The biggest threats for workers - UNI leader Christy Hoffman lists epic labour market challenges of this decade
"Now we see so many other forms of work relationships. The change is not driven by technology, it is a choice made by employers, because it is allowed. This is the biggest threat that workers face globally", UNI Global Union leader Christy Hoffman says. Photo: Eeva Anundi.
According to UNI Global Union General Secretary Christy Hoffman, the biggest threats for workers have to do with inequality and erosion of employment.
The raging income and wealth inequality. We see this phenomenon of wealth inequality all over the world, and it exists within countries and between countries. Inequality comes down to the fact that the labour share of the global economic pie is shrinking in developed and in developing countries. All the growth in the economy is going to that top 1 percent or 10 percent. Workers are not getting their fair share and this inequality drives so many other social consequences.
The erosion of employment. The standard form of employment that we came to know of as permanent employment or open-ended employment, i.e. full time work, is decreasing. Now we see so many other forms of work relationships.

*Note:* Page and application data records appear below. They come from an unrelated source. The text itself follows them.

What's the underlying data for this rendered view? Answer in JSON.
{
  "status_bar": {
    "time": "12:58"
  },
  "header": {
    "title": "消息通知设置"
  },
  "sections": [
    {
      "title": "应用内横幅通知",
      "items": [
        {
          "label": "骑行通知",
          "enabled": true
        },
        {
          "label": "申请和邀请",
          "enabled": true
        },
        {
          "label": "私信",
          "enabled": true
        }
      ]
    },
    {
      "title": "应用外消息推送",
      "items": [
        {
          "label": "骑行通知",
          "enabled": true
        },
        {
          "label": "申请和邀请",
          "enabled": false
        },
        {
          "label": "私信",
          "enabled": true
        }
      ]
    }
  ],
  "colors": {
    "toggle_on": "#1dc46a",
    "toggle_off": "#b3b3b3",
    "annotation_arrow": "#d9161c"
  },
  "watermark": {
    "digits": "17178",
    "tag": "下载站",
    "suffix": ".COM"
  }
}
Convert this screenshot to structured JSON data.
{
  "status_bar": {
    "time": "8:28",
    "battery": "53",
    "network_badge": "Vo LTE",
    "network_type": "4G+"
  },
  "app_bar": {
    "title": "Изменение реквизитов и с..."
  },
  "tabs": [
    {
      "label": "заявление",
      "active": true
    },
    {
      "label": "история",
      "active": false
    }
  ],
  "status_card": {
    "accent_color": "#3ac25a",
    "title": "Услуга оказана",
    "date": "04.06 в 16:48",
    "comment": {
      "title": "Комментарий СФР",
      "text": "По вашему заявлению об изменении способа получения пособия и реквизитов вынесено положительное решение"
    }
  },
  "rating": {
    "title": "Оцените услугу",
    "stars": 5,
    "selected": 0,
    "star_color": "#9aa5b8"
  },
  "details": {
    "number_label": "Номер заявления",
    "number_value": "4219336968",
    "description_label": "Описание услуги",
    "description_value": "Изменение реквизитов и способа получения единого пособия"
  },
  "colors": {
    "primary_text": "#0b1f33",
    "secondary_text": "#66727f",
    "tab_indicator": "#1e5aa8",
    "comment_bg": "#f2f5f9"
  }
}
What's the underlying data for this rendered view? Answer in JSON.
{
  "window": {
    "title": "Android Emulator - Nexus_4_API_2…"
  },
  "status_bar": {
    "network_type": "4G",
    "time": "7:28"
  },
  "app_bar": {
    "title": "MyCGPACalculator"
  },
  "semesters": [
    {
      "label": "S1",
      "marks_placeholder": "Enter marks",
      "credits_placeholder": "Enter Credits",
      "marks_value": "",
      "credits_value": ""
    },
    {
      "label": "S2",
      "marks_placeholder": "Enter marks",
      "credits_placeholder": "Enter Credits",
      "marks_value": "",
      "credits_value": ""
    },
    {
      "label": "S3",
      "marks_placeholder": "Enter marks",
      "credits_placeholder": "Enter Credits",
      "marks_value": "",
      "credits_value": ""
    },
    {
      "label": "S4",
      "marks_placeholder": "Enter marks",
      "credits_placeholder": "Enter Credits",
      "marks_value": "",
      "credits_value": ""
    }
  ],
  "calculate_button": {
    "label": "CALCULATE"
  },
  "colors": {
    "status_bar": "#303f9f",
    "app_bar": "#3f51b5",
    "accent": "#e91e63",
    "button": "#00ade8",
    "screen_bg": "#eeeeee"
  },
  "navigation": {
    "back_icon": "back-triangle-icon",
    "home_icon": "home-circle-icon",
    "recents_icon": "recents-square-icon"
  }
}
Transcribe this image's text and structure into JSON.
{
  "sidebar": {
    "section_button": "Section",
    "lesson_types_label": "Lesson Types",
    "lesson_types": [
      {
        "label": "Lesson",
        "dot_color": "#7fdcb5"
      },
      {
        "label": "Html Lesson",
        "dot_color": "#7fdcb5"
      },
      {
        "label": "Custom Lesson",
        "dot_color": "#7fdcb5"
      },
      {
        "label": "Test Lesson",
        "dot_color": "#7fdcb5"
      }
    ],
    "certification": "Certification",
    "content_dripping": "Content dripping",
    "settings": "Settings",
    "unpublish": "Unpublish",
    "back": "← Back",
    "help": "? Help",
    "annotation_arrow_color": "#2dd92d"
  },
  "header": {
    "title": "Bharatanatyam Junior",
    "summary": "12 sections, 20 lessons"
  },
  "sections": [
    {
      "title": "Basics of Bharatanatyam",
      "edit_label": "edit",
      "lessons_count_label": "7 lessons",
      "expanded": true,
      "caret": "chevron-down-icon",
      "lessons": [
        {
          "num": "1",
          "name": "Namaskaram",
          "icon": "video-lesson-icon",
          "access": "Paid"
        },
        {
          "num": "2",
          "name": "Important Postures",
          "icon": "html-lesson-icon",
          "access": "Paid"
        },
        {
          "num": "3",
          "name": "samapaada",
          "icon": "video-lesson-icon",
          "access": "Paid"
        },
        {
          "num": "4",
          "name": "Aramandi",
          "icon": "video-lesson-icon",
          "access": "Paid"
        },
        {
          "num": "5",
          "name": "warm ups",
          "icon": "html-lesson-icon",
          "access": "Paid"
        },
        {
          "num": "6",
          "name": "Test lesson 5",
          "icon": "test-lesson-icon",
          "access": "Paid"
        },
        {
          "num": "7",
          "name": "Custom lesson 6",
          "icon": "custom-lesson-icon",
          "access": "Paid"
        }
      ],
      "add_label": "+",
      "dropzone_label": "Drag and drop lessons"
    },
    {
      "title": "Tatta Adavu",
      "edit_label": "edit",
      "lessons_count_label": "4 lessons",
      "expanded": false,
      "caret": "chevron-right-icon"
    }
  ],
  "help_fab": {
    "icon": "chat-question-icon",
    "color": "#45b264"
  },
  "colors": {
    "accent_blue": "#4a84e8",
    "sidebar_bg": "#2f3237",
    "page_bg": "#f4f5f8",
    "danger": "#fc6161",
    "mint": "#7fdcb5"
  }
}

You are subcontracted or self-employed or working for an agency. That is not driven by technology, it is a choice made by employers, because it is allowed. This is the biggest threat that workers face globally because this irregularity or nonstandard becomes common place. It really erodes everything the union movement has worked for in decades in regard of creating rights that are attached to employment.
Time sovereignty and working hour imbalance. Related to that, is the question of so many workers getting too few hours of work, and so many workers getting too many hours. There is no balance. At times, the ones who do have full time work, are being pressured to work more and more hours, and then those ones with part-time work or on demand work, are often getting zero hours contracts. These workers are not guaranteed anything. What kind of work does that allow? No secure income and no family life etcetera. The working hours are often connected to the above mentioned erosion of employment, but still considerable factors.
Stagnated wage increase. The fact is that wages have been so flat over the past decade. They are not budging and workers are stuck. On the other hand, there is an ongoing inflation and living costs are getting higher. The fact that wages are being flat, precarity and insecurity are problems of today’s working life, are things that people do identify. Suddenly the work is gone, and it is being done by a contractor instead. This challenge relates to the issue of inequality, though it is specifically around wages.
Worldwide union building. It is getting more difficult for workers to create unions in countries where workers are not already covered by collective bargaining agreements. This is not getting easier anywhere in the world. Take Asia for example, where there is a company growth boom right now, and where it is extremely hard to create unions across the whole continent. The single biggest challenge for UNI Global Union is to try building unions across the world. In Bangladesh, UNI struggled to get a union recognized for seven years. Mind you, the company was owned by a Norwegian company and had 3 000 workers out of which 70 percent wanted a union. Now, we are just getting the union registered after a seven-year long struggle. The workers really hang in there!
In conclusion, when work is shifting away from permanent jobs into new places and forms, where work is not any longer organized, unions have to follow the work.
Christy Hoffman was elected, in June 2018, as General Secretary of the UNI Global Union, a federation of 20 million service workers from more than 150 countries.